▶ [Task brief] When counting, include every line of the data that holds "JSON", then state the total alone.

▶ [Page and application data records]
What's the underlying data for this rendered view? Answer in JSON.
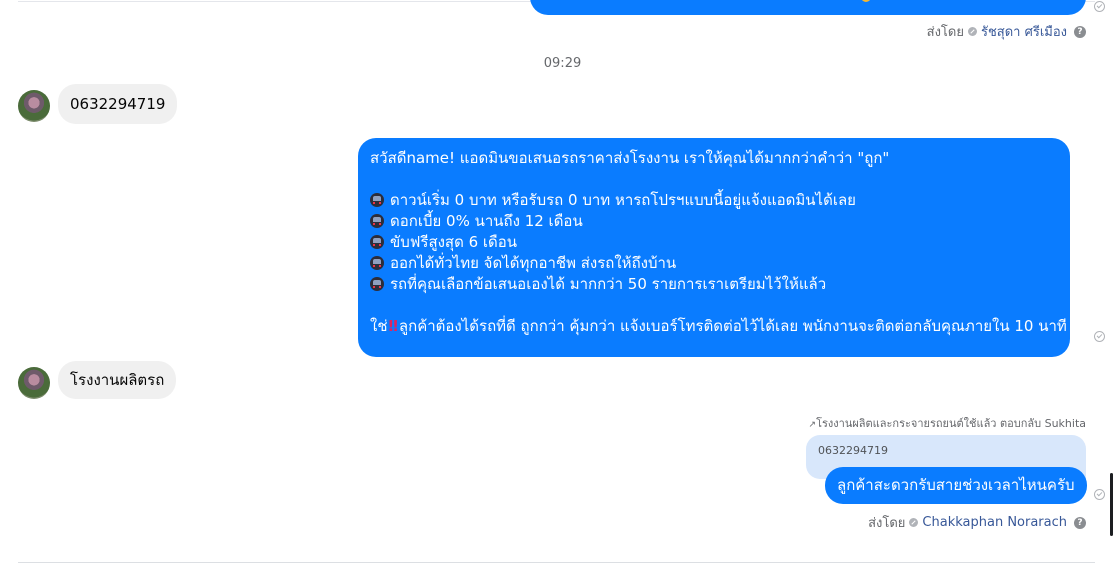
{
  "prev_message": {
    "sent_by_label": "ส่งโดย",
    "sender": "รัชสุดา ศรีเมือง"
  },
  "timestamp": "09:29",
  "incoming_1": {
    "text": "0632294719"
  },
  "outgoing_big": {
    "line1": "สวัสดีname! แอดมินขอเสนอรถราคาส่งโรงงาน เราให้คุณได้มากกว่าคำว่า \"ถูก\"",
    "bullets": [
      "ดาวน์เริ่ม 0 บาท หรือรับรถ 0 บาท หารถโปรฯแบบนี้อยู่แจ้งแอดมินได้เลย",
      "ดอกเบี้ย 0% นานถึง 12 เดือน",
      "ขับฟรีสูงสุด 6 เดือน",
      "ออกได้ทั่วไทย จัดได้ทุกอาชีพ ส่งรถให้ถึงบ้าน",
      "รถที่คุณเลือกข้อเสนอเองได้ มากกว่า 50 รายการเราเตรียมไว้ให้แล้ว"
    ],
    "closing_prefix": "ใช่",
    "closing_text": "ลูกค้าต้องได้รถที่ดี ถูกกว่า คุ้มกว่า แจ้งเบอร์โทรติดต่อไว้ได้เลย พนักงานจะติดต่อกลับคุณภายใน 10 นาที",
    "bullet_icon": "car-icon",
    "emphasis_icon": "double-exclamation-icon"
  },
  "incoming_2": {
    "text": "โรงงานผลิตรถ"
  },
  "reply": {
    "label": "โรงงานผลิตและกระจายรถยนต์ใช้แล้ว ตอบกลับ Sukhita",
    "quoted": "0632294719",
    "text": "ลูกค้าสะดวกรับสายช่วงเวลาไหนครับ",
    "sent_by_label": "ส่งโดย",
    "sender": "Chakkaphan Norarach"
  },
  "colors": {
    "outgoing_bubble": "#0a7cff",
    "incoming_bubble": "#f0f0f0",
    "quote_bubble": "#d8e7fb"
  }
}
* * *
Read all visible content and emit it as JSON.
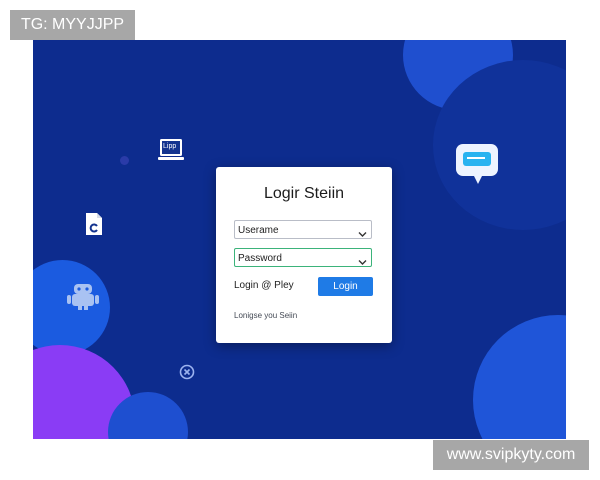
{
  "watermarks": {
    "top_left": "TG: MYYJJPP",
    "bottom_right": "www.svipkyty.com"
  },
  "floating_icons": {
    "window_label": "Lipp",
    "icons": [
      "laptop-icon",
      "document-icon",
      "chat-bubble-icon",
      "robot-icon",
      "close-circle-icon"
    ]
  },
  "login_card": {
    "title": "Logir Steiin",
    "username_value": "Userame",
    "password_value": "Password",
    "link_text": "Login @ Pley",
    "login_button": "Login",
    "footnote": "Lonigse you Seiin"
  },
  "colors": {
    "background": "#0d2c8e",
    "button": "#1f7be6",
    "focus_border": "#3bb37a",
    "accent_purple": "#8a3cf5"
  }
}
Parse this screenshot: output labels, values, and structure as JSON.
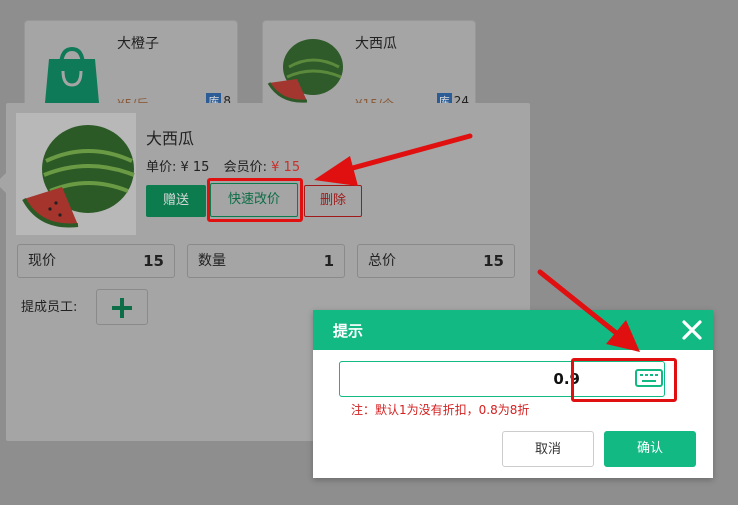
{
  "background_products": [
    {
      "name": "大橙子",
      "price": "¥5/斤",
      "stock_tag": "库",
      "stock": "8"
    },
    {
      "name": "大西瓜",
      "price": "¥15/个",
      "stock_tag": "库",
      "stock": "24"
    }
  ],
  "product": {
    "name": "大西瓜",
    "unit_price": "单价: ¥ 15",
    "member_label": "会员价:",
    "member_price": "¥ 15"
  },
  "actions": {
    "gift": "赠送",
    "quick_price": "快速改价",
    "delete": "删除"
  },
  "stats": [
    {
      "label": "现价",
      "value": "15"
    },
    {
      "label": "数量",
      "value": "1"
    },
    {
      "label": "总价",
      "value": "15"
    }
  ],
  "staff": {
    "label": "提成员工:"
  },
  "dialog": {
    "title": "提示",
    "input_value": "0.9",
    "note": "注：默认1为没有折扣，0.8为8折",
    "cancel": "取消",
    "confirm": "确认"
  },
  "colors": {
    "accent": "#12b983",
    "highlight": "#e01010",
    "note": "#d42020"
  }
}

▶ [Solution to this task] 3